This is a comic where the writer and artist are in sync; similar to Vaughan and Staples on Saga, or Hickman and Dragotta on East of West, it would be hard to imagine this book as depicted by another artist.  Michael Lark's detailed, noir-tinged style (evocative of Dave Mazzuchelli and Sean Phillips, but completely his own) is not necessarily something you'd imagine in a futuristic science fiction setting, but it works perfectly for this series by accomplishing several things.

First, it keeps the story grounded. For a world set decades from now, this is still "close" science fiction. There's no interstellar travel, aliens, or matter transporters. This is a very real, lived-in post-America country (we often see the decaying remnants of the old society), and the artistic style here conveys that. Secondly, this is a mystery story set in a somewhat dystopian future. Forever is dealing with a number of mysteries, regarding who is the traitor within the family, who and where will a bomb be set off, and finally, mysteries regarding herself.

Lark is a master craftsman and he and Rucka are both clearly adherents of the show-don't-tell school of art. Throughout the series, there are a number of panels (and often, several pages at a time) where there is no dialogue, as we see Forever dealing with attackers, or we see her canvassing a Waste area in order to conduct an investigation, or (in the most recent issue) we see young Forever engaged in a fierce battle with her trainer. The craft and skill of these scenes, and the information they effectively convey, tell us that this is a writer who trusts his artist completely.
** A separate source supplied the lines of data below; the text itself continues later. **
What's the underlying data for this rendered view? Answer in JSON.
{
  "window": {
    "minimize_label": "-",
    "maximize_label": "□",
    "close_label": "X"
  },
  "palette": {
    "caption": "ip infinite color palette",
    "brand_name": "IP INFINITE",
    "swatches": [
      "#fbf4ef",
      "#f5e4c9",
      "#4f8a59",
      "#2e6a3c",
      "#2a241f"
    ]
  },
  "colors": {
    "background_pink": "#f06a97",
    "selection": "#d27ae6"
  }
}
Forever is a complex, well-rounded character; she's fierce and loyal and does her duty without fail. She's also strong and feels real connection to those around her. We see her vulnerability, particularly as a child; we understand that she is a somewhat reluctant warrior who will still not hesitate to do whatever is necessary for her family. As depicted by Lark, she's strong, powerful, attractive, but not overly sexualized.* Everything about her movements, particularly around others, convey a sense of command and control. Despite her "badass warrior" training, she's not a machine - she conveys anger, hostility, jealousy, resentment and regret.
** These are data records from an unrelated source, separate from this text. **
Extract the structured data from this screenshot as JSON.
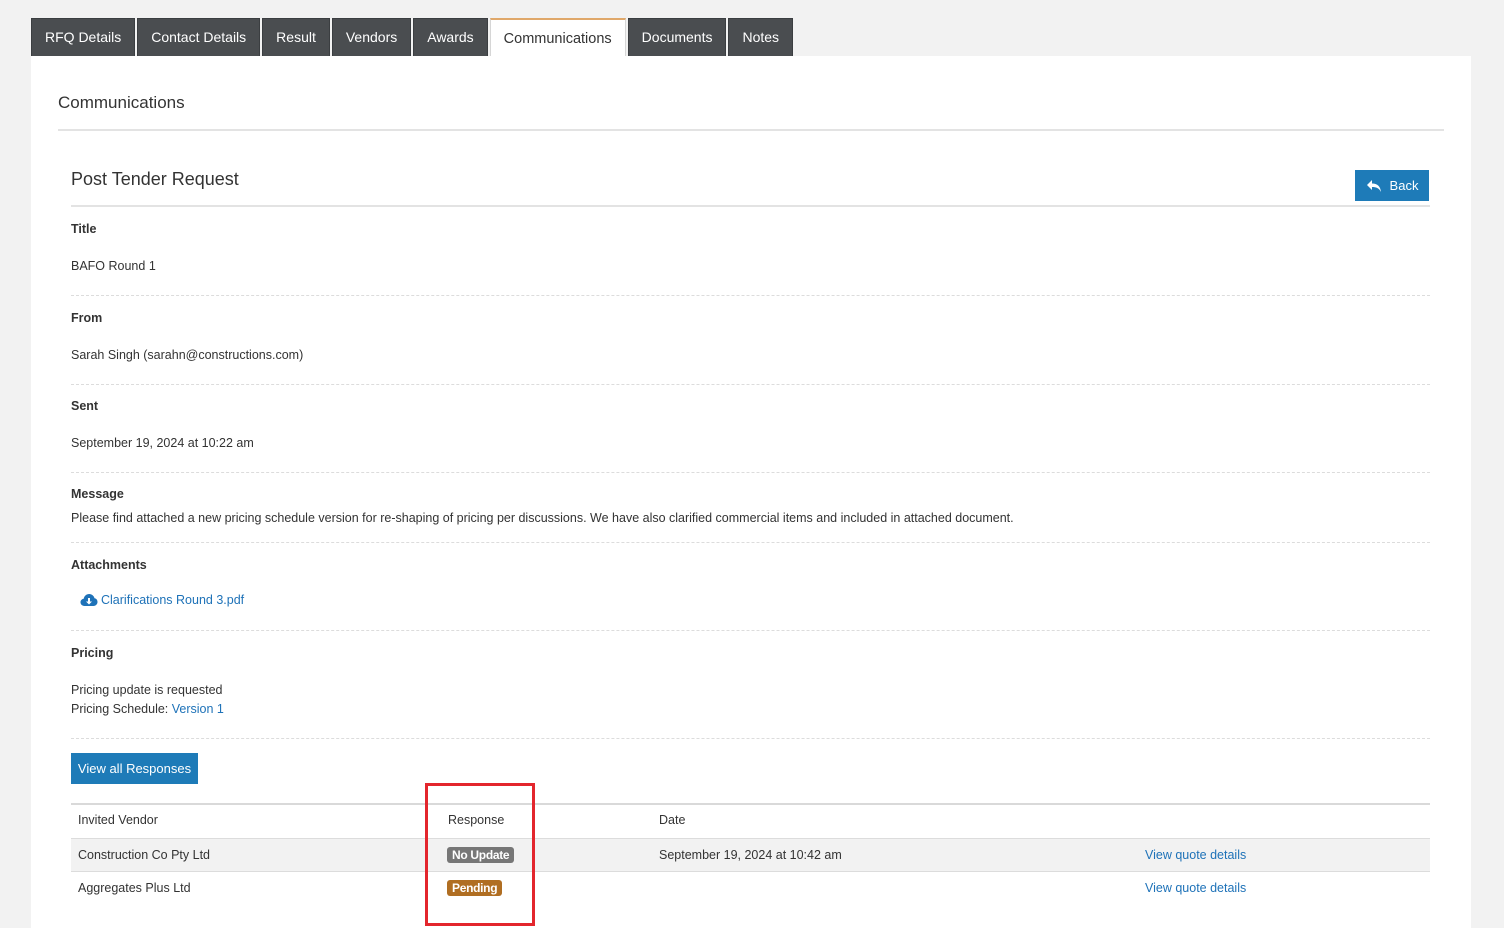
{
  "tabs": [
    "RFQ Details",
    "Contact Details",
    "Result",
    "Vendors",
    "Awards",
    "Communications",
    "Documents",
    "Notes"
  ],
  "active_tab": "Communications",
  "panel_title": "Communications",
  "request": {
    "title": "Post Tender Request",
    "back_label": "Back",
    "fields": {
      "title_label": "Title",
      "title_value": "BAFO Round 1",
      "from_label": "From",
      "from_value": "Sarah Singh (sarahn@constructions.com)",
      "sent_label": "Sent",
      "sent_value": "September 19, 2024 at 10:22 am",
      "message_label": "Message",
      "message_value": "Please find attached a new pricing schedule version for re-shaping of pricing per discussions. We have also clarified commercial items and included in attached document.",
      "attachments_label": "Attachments",
      "attachment_name": "Clarifications Round 3.pdf",
      "pricing_label": "Pricing",
      "pricing_line1": "Pricing update is requested",
      "pricing_schedule_prefix": "Pricing Schedule:",
      "pricing_schedule_link": "Version 1"
    },
    "view_all_label": "View all Responses"
  },
  "responses": {
    "headers": {
      "vendor": "Invited Vendor",
      "response": "Response",
      "date": "Date"
    },
    "rows": [
      {
        "vendor": "Construction Co Pty Ltd",
        "response": "No Update",
        "date": "September 19, 2024 at 10:42 am",
        "action": "View quote details"
      },
      {
        "vendor": "Aggregates Plus Ltd",
        "response": "Pending",
        "date": "",
        "action": "View quote details"
      }
    ]
  },
  "colors": {
    "accent": "#1e7bb8",
    "tab_bg": "#4a4d50",
    "badge_no_update": "#777777",
    "badge_pending": "#b06e22",
    "highlight": "#e3262d"
  }
}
The facial acting by Lark in this book, for Forever and all of the other characters, is spot-on. We see subtle interactions between characters (such as those between Forever and the Morray Lazarus) that tell us exactly what's being said without any dialogue.

Rucka is building a full world here, and he is doing so with both big and small moments. The initial arc focuses closely on the Carlyle family, and then on their interactions with Morray, the subtle political machinations between houses, and the respect and admiration from one Lazarus to another. As the story progresses and we meet the Bennet family, we get a much larger sense of the world. The bureaucracy to which Waste are subject and the way that a delay from Carlyle administrators casually upends the lives of the Bennets. Another example is how the terrorists use one of their more attractive member's looks as a distraction (and the way in which Johanna, Forever's sister, cleverly uses this young girl's desperation to the Carlyle family's advantage).

The desperation of the people living in this world, their willingness to do pretty much anything to survive - Rucka shows us all of this effectively. Particularly in the latest issue, the story highlights methodically the testing to which Waste are subject to assess whether they are fit to be Lifted. It's mechanized and dehumanizing, and those seeking to advance truly have their lives in the hands of the Carlyle family.

Lazarus is a frightening, fully realized world. For fans of (stories about) dystopias, science fiction, thoughtful comics storytelling and gorgeous art, this is a must read.

* She looks to me like how I think Wonder Woman should be depicted.